Oct.18
4259.0
25.0
(0.59%)
2# Silver ingots(99.95%)
Oct.18
4244.0
25.0
(0.59%)
3# Silver ingots(99.90%)
Oct.18
4229.0
25.0
(0.59%)
Gold(99.99%)
Oct.18
341.1
0.1
(0.02%)
Gold(99.95%)
Oct.18
340.6
-0.1
(-0.03%)

Anxiety intensifies gold ETF inflow is the longest in a decade

Translation 11:49:38AM Oct 09, 2019 Source:Gold headlines
The content below was translated by Tencent automatically for reference.

SMM: as global tensions escalate, there are signs that economic growth is slowing and the stock market is falling, and more investors are turning to gold. Global gold-backed ETF holdings have grown for 17 consecutive days, the longest since 2009.

Even as gold has struggled to expand its rally above $1500 an ounce in recent weeks, money has continued to flow into gold ETF.
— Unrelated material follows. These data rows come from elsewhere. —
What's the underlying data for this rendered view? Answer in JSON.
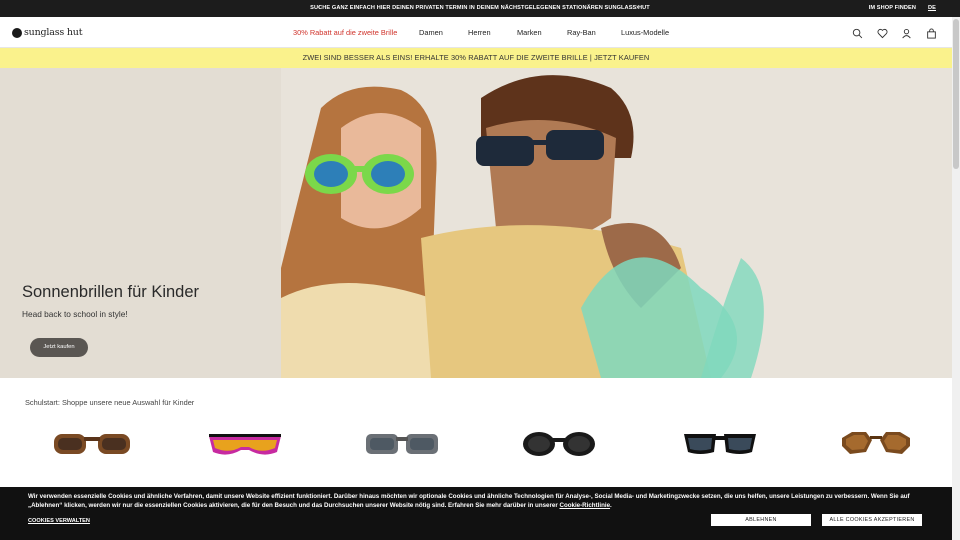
{
  "topbar": {
    "promo": "SUCHE GANZ EINFACH HIER DEINEN PRIVATEN TERMIN IN DEINEM NÄCHSTGELEGENEN STATIONÄREN SUNGLASS HUT",
    "prev_arrow": "‹",
    "next_arrow": "›",
    "store_finder": "IM SHOP FINDEN",
    "language": "DE"
  },
  "header": {
    "logo_text": "sunglass hut",
    "nav": [
      {
        "label": "30% Rabatt auf die zweite Brille"
      },
      {
        "label": "Damen"
      },
      {
        "label": "Herren"
      },
      {
        "label": "Marken"
      },
      {
        "label": "Ray-Ban"
      },
      {
        "label": "Luxus-Modelle"
      }
    ],
    "icons": [
      "search-icon",
      "heart-icon",
      "account-icon",
      "bag-icon"
    ]
  },
  "promo_banner": {
    "text": "ZWEI SIND BESSER ALS EINS! ERHALTE 30% RABATT AUF DIE ZWEITE BRILLE",
    "separator": "|",
    "link": "JETZT KAUFEN"
  },
  "hero": {
    "title": "Sonnenbrillen für Kinder",
    "subtitle": "Head back to school in style!",
    "cta": "Jetzt kaufen"
  },
  "products_section": {
    "title": "Schulstart: Shoppe unsere neue Auswahl für Kinder"
  },
  "cookie_banner": {
    "text": "Wir verwenden essenzielle Cookies und ähnliche Verfahren, damit unsere Website effizient funktioniert. Darüber hinaus möchten wir optionale Cookies und ähnliche Technologien für Analyse-, Social Media- und Marketingzwecke setzen, die uns helfen, unsere Leistungen zu verbessern. Wenn Sie auf „Ablehnen“ klicken, werden wir nur die essenziellen Cookies aktivieren, die für den Besuch und das Durchsuchen unserer Website nötig sind. Erfahren Sie mehr darüber in unserer",
    "link": "Cookie-Richtlinie",
    "link_suffix": ".",
    "manage": "COOKIES VERWALTEN",
    "reject": "ABLEHNEN",
    "accept": "ALLE COOKIES AKZEPTIEREN"
  },
  "colors": {
    "topbar": "#1c1c1c",
    "promo_yellow": "#faf28c",
    "sale_red": "#d0342c",
    "cta": "#5a5652",
    "cookie_bg": "#111111"
  }
}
Gold prices rose in 2019 as trade frictions hurt global economic growth and central banks relaxed monetary policy.

Citigroup (Citigroup) said in a report that the momentum of capital inflows into gold is likely to continue and maintain expectations that gold prices will rise to $1700 an ounce over the next 6-12 months. "the ISM manufacturing and services data are significantly weak, indicating that the global trade slowdown is starting to have an impact on the US economy," the bank said. "

This week there were a series of warnings about risks, including trade gridlock and other long-standing frictions. Lorenzo Bini Smaghi, chairman of Societe Generale (Societe Generale), warned on Monday that a hard Brexit could plunge the world into recession and wreak havoc on the financial system.

Similarly, Georgiyeva (Kristalina Georgieva) painted a pessimistic picture of the world economy in her first major speech as managing director of the (IMF) of the International Monetary Fund.

She said in Washington on Tuesday that the global economy was falling into a "simultaneous slowdown" and warned that the global economy would slow further if governments did nothing to resolve trade conflicts and support growth. IMF expects growth to slow in nearly 90 per cent of the world, she said. The cumulative effects of trade conflicts could mean that global GDP will fall by $700 billion, or about 0.8 per cent, by 2020.

Scan QR code and apply to join SMM metal exchange group, please indicate company + name + main business